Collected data
---

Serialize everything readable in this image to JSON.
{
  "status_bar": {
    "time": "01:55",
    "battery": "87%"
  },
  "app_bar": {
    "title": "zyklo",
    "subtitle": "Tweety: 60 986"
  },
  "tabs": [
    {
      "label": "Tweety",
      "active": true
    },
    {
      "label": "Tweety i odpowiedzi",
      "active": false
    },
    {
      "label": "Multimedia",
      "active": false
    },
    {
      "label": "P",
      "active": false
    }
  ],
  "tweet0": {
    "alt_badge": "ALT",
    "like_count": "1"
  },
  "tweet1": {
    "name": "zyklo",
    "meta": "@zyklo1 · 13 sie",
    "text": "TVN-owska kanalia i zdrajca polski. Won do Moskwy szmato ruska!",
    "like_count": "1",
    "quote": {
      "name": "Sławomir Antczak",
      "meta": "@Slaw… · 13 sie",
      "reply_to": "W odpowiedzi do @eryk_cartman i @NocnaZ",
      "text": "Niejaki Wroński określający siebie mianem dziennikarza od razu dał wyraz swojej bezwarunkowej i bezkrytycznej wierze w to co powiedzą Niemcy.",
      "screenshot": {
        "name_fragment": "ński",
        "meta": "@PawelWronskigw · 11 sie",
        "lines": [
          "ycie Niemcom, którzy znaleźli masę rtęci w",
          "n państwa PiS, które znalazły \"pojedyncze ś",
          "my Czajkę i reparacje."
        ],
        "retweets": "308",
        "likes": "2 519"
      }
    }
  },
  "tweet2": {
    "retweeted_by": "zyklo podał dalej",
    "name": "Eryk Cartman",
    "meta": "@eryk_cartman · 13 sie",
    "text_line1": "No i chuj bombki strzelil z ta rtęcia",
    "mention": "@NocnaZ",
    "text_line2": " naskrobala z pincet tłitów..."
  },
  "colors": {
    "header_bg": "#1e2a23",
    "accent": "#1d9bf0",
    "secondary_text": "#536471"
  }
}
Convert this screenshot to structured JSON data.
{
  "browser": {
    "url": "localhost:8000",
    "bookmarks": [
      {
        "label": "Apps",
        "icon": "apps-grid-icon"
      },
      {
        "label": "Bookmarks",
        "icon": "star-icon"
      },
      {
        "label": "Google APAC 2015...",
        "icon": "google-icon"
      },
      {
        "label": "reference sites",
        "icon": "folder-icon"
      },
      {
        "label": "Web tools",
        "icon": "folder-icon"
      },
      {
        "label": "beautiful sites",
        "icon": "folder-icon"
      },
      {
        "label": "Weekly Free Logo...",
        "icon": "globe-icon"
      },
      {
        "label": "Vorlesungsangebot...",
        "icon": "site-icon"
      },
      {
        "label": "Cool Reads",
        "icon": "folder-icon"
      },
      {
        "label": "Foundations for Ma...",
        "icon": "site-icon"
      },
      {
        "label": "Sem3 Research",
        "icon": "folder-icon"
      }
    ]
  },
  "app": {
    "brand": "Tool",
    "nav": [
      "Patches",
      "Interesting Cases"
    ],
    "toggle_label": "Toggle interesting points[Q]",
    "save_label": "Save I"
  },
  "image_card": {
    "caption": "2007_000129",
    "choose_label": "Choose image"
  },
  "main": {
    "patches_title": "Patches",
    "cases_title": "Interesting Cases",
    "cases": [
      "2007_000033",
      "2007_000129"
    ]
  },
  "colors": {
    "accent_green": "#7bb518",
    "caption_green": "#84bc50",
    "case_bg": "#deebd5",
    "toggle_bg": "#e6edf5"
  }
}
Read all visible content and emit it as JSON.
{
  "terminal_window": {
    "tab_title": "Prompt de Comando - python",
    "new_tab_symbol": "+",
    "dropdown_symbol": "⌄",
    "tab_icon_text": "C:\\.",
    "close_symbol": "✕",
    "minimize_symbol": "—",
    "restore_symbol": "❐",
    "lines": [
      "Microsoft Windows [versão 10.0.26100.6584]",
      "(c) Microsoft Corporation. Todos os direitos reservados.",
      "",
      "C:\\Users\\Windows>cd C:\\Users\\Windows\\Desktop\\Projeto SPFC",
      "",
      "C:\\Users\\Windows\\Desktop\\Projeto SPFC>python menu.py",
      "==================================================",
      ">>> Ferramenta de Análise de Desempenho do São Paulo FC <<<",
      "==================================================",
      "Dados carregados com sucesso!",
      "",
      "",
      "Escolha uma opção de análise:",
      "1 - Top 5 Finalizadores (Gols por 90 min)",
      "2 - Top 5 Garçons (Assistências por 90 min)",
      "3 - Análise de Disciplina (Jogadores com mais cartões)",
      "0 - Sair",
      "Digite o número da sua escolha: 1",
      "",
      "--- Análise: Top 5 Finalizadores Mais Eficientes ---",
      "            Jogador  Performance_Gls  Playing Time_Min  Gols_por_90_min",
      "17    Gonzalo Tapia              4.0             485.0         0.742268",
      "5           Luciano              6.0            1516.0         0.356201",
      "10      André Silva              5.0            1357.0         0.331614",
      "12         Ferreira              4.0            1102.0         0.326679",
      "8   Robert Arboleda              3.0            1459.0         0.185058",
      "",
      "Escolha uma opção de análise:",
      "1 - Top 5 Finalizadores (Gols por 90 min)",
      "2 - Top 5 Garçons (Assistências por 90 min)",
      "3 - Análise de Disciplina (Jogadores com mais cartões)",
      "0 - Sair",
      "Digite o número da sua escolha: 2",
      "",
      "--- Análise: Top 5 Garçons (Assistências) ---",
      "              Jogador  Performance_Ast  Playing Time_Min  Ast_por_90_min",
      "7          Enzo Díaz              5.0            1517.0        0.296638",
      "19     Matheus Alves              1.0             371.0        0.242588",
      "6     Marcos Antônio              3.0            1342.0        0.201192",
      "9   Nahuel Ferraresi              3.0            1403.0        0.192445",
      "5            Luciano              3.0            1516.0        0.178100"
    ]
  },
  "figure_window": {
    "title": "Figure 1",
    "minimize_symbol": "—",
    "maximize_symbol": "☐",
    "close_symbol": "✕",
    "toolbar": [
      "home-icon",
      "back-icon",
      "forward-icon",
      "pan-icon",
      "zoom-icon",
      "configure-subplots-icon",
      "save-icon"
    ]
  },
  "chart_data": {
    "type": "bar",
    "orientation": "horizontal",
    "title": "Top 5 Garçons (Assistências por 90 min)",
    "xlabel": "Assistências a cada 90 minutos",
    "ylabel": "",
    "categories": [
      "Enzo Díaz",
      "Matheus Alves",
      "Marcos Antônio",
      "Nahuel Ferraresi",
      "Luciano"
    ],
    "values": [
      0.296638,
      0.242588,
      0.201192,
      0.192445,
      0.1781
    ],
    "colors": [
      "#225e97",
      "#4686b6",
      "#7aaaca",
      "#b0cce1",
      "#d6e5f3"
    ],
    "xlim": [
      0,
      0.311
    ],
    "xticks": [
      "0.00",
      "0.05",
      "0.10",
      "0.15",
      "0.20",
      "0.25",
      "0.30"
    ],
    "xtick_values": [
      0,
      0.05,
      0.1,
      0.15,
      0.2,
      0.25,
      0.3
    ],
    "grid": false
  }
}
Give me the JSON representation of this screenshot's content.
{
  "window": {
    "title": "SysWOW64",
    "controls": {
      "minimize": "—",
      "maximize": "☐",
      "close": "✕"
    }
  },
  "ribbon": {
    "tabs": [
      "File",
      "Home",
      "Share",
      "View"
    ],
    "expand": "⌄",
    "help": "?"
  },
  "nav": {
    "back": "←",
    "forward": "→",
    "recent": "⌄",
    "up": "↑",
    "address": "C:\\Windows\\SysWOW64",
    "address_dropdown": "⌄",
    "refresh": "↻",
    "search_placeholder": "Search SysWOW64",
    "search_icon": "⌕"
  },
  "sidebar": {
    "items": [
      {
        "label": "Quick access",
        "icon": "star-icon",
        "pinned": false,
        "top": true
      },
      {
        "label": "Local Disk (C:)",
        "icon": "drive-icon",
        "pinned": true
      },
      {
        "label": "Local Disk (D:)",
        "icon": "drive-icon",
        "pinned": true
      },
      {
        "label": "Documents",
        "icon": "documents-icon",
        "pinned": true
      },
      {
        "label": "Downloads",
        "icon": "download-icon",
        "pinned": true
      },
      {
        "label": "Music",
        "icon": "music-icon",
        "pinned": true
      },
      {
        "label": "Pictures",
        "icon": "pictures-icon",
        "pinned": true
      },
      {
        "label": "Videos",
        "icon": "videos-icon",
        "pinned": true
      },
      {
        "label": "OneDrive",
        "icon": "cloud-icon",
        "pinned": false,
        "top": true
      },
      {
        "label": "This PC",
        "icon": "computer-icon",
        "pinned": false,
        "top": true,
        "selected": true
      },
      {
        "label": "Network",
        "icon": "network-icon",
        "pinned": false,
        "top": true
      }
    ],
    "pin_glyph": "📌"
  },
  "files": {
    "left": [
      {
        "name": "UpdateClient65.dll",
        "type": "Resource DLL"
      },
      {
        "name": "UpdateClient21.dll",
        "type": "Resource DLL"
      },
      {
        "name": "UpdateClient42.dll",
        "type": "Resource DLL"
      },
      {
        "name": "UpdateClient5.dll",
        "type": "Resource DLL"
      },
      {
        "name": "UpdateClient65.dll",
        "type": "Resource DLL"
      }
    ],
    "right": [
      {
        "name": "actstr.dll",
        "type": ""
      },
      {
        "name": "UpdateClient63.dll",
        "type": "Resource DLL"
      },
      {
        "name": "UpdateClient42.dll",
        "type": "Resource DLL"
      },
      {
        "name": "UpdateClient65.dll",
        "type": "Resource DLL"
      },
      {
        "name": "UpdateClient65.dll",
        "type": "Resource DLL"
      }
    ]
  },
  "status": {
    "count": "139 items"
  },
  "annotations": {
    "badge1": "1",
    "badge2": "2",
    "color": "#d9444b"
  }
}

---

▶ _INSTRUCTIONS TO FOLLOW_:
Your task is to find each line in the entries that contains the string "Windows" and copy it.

▶ _EXERCISE OUTPUT_:
      "Microsoft Windows [versão 10.0.26100.6584]",
      "C:\\Users\\Windows>cd C:\\Users\\Windows\\Desktop\\Projeto SPFC",
      "C:\\Users\\Windows\\Desktop\\Projeto SPFC>python menu.py",
    "address": "C:\\Windows\\SysWOW64",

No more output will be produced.